• Collected data entries
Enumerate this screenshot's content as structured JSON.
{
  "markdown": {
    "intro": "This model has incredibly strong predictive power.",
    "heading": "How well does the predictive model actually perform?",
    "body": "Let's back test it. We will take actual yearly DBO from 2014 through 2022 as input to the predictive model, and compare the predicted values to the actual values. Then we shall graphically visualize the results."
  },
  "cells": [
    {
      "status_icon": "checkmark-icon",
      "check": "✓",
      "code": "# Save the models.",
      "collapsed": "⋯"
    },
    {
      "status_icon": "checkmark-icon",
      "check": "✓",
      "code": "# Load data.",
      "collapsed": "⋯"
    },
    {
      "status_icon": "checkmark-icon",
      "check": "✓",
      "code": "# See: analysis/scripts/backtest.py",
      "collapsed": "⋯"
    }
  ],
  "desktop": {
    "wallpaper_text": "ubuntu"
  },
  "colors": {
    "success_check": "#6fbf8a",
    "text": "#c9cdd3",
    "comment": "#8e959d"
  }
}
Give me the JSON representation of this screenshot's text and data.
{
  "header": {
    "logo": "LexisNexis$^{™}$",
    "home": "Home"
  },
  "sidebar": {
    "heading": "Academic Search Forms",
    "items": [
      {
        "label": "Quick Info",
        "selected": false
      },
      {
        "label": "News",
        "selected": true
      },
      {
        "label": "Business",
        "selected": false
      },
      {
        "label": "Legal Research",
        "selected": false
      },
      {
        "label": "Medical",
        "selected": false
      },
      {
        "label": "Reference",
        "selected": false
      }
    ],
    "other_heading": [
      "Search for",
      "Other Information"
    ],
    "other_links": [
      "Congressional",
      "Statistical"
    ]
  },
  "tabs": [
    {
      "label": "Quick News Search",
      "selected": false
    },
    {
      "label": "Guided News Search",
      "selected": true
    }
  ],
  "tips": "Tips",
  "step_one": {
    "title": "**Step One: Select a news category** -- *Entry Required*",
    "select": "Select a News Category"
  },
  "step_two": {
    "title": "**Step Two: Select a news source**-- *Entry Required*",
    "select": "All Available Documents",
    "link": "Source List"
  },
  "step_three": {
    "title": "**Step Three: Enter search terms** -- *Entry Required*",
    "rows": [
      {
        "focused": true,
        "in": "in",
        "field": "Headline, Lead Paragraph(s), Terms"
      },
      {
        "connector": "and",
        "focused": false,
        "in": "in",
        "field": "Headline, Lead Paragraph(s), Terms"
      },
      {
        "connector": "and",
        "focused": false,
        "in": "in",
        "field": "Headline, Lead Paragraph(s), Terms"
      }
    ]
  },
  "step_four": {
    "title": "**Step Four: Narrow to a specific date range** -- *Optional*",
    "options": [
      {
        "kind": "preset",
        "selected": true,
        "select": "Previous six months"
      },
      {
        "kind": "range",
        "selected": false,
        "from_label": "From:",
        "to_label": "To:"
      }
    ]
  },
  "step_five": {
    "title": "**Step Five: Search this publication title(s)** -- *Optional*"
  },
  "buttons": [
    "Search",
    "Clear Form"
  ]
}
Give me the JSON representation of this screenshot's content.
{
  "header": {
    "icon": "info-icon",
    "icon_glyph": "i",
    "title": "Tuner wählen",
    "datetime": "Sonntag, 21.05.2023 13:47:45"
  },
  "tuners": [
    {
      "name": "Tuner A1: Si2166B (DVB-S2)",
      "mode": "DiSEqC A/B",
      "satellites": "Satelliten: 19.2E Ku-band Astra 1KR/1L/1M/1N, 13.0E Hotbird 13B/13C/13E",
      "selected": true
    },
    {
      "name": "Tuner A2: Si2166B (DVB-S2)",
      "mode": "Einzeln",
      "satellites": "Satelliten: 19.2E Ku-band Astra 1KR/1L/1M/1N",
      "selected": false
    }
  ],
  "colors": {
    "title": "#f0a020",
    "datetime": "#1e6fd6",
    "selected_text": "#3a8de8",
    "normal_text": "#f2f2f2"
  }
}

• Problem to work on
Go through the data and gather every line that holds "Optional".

• Task response
    "title": "**Step Four: Narrow to a specific date range** -- *Optional*",
    "title": "**Step Five: Search this publication title(s)** -- *Optional*"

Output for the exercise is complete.